Gov. Tim Walz has urged Minnesotans not to abandon basic preventative measures for minimizing the risk of COVID-19 as the state enters what he described as a "critical juncture" in the fight against the virus.
With cases, hospitalizations and deaths having been on the rise again during October, the governor is warning that the state faces a "long, dark winter" if the state suddenly starts seeing the exponential growth in cases seen in the likes of Wisconsin and the Dakotas.
While acknowledging that "COVID fatigue is real," he appealed to Minnesotans to continue taking the basic steps to avoid greater transmission of the virus: staying home if you're ill, wearing face masks, social distancing, avoiding large gatherings, re-thinking smaller family gatherings, and to get tested even at the slightest chance you've been exposed.
Testing, he says, is the key to preventing the spread of COVID-19, and it's particularly vital to identify the asymptomatic carriers of the virus who may be unknowingly infecting others, with community transmission – where the source of a person's infection is unknown – now accounting for 78% of new cases in Minnesota in October
Walz's comments come after he met with Dr. Deborah Birx, the White House adviser on COVID-19, at the Mayo Clinic in Rochester on Saturday.
"We're at a critical point in our COVID fight," Walz said. "Testing is the key to stopping this virus spread. Dr. Birx could not have been clearer that the Upper Midwest is at a critical juncture, and her assessment was that Minnesota still possesses the capacity to stop what's happening in surrounding states.
"I've been saying since March we knew in for long, dark winter, and I said in August potential for fall comeback is great if not able to do certain things right.
"We know what we can do to slow the spread ... we can't overwhelm our hospitals, we can't assume therapeutics will take care of it, or that a vaccine will come, so we're going to have to ask ... avoid large gatherings, think about them even with family that may seem safe, wear a mask, social distance, and test test test.
"We have the capacity to write a different story for Minnesota, but it's going to take all of us."
Minnesota has been ramping up its testing capacity and in the coming months will roll out a statewide saliva testing service that will allow people to request and return tests via the mail. When that is fully rolled out, the state will have the capacity to process more than 60,000 tests a day.
Health Commissioner Jan Malcolm said that case growth and hospitalizations are growing fastest in western Minnesota, where she says there is "more resistance" to avoiding large gatherings, social distancing and masking.
Both Walz and Malcolm said that Minnesota is below the national average when it comes to mask wearing, though it's not clear what data this is based on.

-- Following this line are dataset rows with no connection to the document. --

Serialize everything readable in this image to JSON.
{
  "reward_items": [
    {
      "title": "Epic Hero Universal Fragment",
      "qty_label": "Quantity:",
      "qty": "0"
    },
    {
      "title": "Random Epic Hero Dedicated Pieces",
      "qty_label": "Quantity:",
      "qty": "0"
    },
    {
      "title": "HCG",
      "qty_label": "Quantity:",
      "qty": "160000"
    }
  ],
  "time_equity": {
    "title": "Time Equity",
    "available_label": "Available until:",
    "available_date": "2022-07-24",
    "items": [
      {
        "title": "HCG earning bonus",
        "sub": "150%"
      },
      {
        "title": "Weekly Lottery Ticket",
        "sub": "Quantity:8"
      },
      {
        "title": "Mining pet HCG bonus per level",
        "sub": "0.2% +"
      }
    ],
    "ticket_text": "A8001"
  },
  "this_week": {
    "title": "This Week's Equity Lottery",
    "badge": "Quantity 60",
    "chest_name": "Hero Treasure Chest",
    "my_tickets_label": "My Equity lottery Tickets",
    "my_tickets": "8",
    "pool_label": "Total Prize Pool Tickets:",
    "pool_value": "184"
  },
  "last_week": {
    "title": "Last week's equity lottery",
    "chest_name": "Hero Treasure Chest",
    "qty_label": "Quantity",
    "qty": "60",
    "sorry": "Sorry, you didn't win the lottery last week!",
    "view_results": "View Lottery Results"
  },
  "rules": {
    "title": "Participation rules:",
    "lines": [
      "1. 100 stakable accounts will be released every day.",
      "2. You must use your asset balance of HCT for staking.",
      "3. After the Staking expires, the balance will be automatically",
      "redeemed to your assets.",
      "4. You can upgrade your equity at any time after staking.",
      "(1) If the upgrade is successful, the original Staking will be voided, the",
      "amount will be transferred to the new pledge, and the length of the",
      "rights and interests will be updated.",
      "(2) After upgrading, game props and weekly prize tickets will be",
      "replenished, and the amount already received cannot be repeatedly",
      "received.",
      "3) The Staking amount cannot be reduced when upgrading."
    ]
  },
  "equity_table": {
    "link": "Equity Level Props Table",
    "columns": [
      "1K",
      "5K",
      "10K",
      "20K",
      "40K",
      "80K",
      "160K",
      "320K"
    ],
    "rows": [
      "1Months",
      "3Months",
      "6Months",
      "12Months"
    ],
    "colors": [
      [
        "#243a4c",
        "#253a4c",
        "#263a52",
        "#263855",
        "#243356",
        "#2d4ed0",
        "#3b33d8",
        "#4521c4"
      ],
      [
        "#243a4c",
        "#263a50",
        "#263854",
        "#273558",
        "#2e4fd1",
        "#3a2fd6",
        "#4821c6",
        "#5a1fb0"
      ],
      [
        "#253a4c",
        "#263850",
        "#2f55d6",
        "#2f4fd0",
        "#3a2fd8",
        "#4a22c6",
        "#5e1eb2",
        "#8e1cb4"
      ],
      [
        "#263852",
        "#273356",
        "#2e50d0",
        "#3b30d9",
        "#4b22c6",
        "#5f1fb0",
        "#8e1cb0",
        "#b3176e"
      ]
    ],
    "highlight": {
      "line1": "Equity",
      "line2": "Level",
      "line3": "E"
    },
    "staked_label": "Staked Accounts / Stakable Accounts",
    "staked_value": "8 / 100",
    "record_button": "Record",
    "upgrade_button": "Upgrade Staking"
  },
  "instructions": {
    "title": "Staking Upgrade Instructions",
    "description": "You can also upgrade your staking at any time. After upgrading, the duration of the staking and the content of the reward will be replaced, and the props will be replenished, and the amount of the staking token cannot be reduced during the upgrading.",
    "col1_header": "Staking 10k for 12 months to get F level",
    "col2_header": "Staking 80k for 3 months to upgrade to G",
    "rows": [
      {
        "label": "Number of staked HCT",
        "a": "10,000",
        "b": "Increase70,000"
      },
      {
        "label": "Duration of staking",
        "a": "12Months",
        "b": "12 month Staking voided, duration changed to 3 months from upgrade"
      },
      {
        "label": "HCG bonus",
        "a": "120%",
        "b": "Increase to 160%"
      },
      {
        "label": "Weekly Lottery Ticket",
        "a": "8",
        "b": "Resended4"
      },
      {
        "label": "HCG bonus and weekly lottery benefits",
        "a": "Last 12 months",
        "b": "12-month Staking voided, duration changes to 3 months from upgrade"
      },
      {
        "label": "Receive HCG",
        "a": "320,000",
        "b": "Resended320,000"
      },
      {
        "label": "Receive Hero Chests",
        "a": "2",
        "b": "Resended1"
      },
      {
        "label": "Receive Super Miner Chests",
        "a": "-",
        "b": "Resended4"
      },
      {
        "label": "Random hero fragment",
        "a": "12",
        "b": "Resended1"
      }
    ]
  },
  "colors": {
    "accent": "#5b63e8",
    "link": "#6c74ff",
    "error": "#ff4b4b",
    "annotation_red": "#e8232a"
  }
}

And Kris Ehresmann, the MDH director of infectious diseases, said: "It's worth emphasizing the point that social gatherings, small and large, are really what's contributing this spread.
"To be clear, there is a lower risk with smaller groups, but that doesn't mean there's no risk. Things that may have been relatively safe a month or two ago may no longer be safe."
You can find MDH's service to determine whether you need a test or not here.